Another common theme is the need for improved sharing of data, information, and experiences among scientists, stakeholders, the public, and policy makers and improving these connections. Having sufficient baseline data and scientific understanding of marine ecosystems is essential for successful conservation efforts; therefore, the collection of useful data using a range of mechanisms (including citizen science), and data in areas with less coverage is also paramount. The knowledge and views of the public should be more readily and consistently considered in management, and novel approaches for gaining this intelligence/human capital explored. Collecting and synthesizing multiple data types using a systematic approach will be imperative. Sharing of scientific, local, and traditional knowledge coupled with equitable funding mechanisms will enable less developed countries lacking resources to implement conservation measures in their waters. Better communication, sharing experiences, and exchanging knowledge among groups, sectors, and nations will be key and should be fostered in part by encouraging accountability across these different networks.

As discussions progress on the legally binding global treaty on the conservation and sustainable use of ABNJ, there is a huge potential for a significant win for marine biodiversity and humanity alike.
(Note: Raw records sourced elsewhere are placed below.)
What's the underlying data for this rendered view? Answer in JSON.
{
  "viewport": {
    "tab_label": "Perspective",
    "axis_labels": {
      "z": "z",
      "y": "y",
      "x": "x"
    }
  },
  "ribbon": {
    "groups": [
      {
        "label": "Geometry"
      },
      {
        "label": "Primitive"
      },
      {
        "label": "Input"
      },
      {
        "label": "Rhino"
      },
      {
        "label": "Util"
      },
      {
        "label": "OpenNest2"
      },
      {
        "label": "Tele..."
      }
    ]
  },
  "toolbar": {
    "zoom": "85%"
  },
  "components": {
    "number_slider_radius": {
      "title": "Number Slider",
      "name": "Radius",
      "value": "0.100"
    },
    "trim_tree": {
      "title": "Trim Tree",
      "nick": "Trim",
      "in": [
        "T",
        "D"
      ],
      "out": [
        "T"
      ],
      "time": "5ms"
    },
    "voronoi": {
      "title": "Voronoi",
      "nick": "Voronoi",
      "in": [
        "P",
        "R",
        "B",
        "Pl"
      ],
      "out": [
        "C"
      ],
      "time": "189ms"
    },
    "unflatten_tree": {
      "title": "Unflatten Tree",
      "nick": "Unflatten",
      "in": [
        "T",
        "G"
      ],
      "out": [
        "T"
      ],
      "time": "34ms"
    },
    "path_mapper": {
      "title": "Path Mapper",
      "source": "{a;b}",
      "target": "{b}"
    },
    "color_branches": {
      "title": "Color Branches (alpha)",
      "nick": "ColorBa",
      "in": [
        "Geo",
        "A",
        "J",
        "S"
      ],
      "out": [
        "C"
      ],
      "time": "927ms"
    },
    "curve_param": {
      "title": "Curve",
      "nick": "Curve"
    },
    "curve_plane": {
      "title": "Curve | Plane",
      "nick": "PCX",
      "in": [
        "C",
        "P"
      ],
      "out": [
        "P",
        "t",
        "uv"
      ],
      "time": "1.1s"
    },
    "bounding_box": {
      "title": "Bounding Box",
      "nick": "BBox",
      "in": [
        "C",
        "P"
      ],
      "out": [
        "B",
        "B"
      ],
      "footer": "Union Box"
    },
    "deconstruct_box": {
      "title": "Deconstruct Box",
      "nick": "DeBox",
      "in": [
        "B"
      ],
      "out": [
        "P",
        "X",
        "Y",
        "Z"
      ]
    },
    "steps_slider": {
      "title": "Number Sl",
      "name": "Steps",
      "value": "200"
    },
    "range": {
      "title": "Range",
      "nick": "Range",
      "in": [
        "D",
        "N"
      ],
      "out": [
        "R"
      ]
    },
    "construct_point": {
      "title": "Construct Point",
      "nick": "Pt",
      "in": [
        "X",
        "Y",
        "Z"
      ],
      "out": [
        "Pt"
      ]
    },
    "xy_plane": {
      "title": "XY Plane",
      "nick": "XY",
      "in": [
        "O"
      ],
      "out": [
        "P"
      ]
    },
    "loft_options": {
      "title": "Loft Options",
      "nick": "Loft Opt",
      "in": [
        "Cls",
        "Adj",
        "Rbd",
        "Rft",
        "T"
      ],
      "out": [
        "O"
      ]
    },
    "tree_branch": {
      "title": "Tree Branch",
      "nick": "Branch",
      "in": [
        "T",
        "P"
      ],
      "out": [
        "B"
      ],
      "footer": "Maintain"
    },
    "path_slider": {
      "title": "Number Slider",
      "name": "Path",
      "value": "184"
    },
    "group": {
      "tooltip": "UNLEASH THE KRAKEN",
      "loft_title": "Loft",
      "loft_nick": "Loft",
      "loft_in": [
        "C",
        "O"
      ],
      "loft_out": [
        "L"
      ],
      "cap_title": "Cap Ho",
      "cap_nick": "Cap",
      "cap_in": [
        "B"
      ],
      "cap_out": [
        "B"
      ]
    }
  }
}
Coupled with the new 2050 Vision for Biodiversity; the Decade; the UNFCCC COP 26 and upcoming revisions to nations’ nationally determined contributions to addressing climate change; and the SDGs, this would offer a much brighter outlook for the future of marine biodiversity.

With the stark challenges facing global biodiversity recently highlighted by experts with regards to climate change (IPCC, 2018) and unprecedented biodiversity loss (IPBES, 2019) it is imperative now more than ever that actions are taken to implement conservation strategies in the most effective ways possible to optimize the chances of their success and of making a positive impact on the health of our marine ecosystems. We hope that focusing efforts on the priorities set out here at all scales and across all sectors will facilitate achieving this goal.